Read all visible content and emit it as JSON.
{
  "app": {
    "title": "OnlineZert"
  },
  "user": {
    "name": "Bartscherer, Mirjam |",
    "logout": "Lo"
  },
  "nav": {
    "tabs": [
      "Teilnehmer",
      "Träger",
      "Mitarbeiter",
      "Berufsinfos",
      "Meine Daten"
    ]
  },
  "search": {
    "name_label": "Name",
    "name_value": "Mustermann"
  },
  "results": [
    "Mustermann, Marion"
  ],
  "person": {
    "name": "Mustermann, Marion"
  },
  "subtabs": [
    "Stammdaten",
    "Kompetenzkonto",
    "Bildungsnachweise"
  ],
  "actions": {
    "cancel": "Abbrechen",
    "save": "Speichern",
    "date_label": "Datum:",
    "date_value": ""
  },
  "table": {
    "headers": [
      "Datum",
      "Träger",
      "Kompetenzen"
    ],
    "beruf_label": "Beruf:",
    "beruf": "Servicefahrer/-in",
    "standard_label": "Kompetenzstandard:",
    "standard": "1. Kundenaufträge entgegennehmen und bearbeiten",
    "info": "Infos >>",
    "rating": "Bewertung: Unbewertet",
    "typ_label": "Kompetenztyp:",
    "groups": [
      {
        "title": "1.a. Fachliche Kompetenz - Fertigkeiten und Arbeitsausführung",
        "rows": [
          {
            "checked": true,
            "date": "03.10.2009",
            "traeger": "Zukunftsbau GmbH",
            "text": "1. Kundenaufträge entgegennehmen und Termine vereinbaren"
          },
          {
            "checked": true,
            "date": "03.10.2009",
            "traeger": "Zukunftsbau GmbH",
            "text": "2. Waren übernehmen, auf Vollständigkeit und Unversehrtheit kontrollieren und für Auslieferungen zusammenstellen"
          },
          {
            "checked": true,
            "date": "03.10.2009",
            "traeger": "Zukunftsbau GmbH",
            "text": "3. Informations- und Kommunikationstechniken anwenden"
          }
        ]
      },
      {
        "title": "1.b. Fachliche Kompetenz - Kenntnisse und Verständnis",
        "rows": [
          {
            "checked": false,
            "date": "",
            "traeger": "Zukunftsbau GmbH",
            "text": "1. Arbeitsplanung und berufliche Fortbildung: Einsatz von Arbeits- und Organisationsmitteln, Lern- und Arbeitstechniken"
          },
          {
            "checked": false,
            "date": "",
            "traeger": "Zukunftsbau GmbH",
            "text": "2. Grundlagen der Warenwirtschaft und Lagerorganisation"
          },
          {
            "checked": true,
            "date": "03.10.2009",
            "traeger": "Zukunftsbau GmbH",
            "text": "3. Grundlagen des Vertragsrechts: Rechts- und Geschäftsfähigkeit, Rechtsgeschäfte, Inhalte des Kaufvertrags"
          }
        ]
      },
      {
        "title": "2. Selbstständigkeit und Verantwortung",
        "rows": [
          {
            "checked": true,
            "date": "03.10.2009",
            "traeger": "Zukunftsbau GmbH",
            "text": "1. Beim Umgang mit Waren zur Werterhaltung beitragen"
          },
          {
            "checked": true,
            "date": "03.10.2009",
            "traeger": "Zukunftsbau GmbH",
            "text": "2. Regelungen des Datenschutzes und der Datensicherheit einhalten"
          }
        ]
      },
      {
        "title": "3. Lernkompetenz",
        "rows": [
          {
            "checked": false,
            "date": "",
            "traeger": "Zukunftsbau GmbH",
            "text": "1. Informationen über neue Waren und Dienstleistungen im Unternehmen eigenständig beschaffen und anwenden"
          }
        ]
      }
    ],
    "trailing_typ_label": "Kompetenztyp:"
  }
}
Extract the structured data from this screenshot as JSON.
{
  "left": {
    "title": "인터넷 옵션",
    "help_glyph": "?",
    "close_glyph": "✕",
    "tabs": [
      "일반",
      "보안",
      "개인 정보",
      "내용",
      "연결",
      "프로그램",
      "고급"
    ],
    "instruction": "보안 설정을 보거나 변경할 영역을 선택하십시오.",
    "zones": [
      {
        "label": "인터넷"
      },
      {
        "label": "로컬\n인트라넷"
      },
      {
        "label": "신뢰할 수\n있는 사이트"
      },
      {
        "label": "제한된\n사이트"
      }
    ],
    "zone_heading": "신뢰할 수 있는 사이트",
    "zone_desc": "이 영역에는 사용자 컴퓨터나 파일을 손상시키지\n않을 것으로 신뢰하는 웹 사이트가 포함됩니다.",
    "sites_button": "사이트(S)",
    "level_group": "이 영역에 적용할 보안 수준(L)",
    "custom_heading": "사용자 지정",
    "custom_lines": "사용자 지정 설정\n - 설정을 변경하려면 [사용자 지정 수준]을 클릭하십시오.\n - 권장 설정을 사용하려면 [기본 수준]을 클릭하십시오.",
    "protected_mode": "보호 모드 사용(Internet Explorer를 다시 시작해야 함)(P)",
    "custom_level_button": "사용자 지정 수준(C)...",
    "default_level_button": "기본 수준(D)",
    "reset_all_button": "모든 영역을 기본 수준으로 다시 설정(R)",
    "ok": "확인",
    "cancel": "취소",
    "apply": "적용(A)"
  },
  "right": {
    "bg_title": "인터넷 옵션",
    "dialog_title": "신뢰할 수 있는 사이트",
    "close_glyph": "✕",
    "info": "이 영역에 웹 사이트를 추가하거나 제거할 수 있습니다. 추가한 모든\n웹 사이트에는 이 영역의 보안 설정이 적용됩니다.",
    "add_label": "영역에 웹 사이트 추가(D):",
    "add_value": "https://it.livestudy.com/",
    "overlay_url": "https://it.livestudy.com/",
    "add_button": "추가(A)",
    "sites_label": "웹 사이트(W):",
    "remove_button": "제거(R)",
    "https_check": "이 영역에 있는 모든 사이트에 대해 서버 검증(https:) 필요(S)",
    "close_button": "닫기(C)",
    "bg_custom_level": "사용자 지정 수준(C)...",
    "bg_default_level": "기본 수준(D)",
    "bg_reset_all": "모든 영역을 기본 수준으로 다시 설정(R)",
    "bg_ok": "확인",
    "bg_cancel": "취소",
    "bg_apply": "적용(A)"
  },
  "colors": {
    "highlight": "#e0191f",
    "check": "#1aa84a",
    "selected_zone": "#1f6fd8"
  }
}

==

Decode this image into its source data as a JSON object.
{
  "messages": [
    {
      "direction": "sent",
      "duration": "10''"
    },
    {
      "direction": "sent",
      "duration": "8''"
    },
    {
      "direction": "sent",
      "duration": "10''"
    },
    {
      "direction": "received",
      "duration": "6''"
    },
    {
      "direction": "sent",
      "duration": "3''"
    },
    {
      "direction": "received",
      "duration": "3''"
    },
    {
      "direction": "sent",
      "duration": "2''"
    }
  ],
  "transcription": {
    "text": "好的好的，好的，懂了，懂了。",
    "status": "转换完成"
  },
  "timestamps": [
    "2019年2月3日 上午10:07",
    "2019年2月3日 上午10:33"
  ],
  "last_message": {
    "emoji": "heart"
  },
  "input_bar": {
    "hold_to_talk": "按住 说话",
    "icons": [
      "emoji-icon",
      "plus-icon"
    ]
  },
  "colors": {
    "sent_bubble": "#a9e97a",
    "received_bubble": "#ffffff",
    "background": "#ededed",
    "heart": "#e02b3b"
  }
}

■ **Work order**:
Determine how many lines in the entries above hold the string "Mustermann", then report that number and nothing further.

■ **Result of the task**:
3